I always laugh when people say they are starting a “lifestyle brand” from day one. You don’t get to choose if you’re a lifestyle brand; you have to earn it. Ralph Lauren didn’t say he was a lifestyle brand when he first started selling ties. He had to earn it over years and years of growth, and that’s why he get’s to sell really nice furniture and lamps for expensive prices and is a household name. Rick Owens is the same way. He had to build his world category by category. Now that he did, he’s earned his place and now makes amazingly expensive and intricate furniture. The influence of both of these brands goes beyond furniture, but this is often a common manifestation of a lifestyle brand.

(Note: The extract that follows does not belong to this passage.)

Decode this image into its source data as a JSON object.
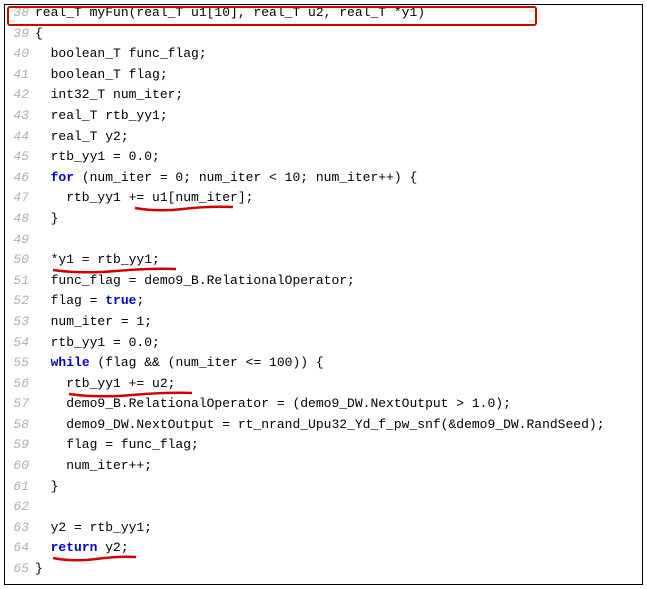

Saying you’re building a lifestyle brand early on will wreak havoc on your business. Having a narrow mandate such as “a contemporary menswear brand that sells mostly online” is a lens to make decisions through. Structure is crucial in this world, where wasting money is so easy. So having limits to make decisions through is important. But if you’re trying to build a lifestyle brand, you have no limits so you’ll be able to justify every little project because it supports “the lifestyle.”

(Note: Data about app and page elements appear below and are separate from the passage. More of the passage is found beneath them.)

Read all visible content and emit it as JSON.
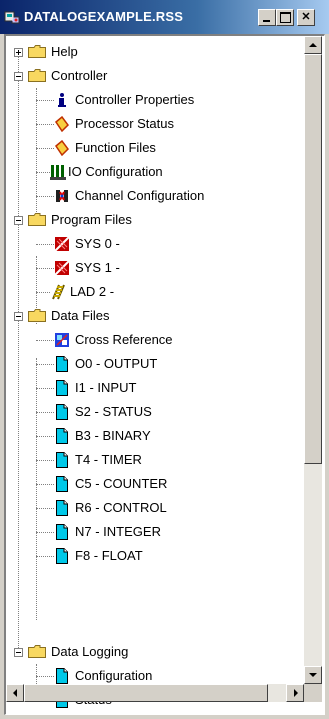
{
  "window": {
    "title": "DATALOGEXAMPLE.RSS",
    "controls": [
      "minimize",
      "maximize",
      "close"
    ]
  },
  "colors": {
    "titlebar_start": "#0a246a",
    "titlebar_end": "#a6caf0",
    "folder_yellow": "#f8d860",
    "data_file_cyan": "#00c8e8"
  },
  "tree": {
    "folders": {
      "help": {
        "label": "Help",
        "expanded": false
      },
      "controller": {
        "label": "Controller",
        "expanded": true
      },
      "program_files": {
        "label": "Program Files",
        "expanded": true
      },
      "data_files": {
        "label": "Data Files",
        "expanded": true
      },
      "data_logging": {
        "label": "Data Logging",
        "expanded": true
      }
    },
    "controller_items": [
      {
        "label": "Controller Properties",
        "icon": "info-icon"
      },
      {
        "label": "Processor Status",
        "icon": "processor-status-icon"
      },
      {
        "label": "Function Files",
        "icon": "function-files-icon"
      },
      {
        "label": "IO Configuration",
        "icon": "io-config-icon"
      },
      {
        "label": "Channel Configuration",
        "icon": "channel-config-icon"
      }
    ],
    "program_items": [
      {
        "label": "SYS 0 -",
        "icon": "system-program-icon"
      },
      {
        "label": "SYS 1 -",
        "icon": "system-program-icon"
      },
      {
        "label": "LAD 2 -",
        "icon": "ladder-program-icon"
      }
    ],
    "data_items": [
      {
        "label": "Cross Reference",
        "icon": "cross-reference-icon"
      },
      {
        "label": "O0 - OUTPUT",
        "icon": "data-file-icon"
      },
      {
        "label": "I1 - INPUT",
        "icon": "data-file-icon"
      },
      {
        "label": "S2 - STATUS",
        "icon": "data-file-icon"
      },
      {
        "label": "B3 - BINARY",
        "icon": "data-file-icon"
      },
      {
        "label": "T4 - TIMER",
        "icon": "data-file-icon"
      },
      {
        "label": "C5 - COUNTER",
        "icon": "data-file-icon"
      },
      {
        "label": "R6 - CONTROL",
        "icon": "data-file-icon"
      },
      {
        "label": "N7 - INTEGER",
        "icon": "data-file-icon"
      },
      {
        "label": "F8 - FLOAT",
        "icon": "data-file-icon"
      }
    ],
    "logging_items": [
      {
        "label": "Configuration",
        "icon": "data-file-icon"
      },
      {
        "label": "Status",
        "icon": "data-file-icon"
      }
    ]
  }
}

Save yourself from the beginning by squashing all of these thoughts. Focus on a single category and then, if you succeed, consider expanding. Don’t make clothing so you can one day make furniture; if you really want to make the furniture just make the furniture. If you want to build a brand, just build a good brand. It will tell you when it’s a lifestyle brand. Not the other way around.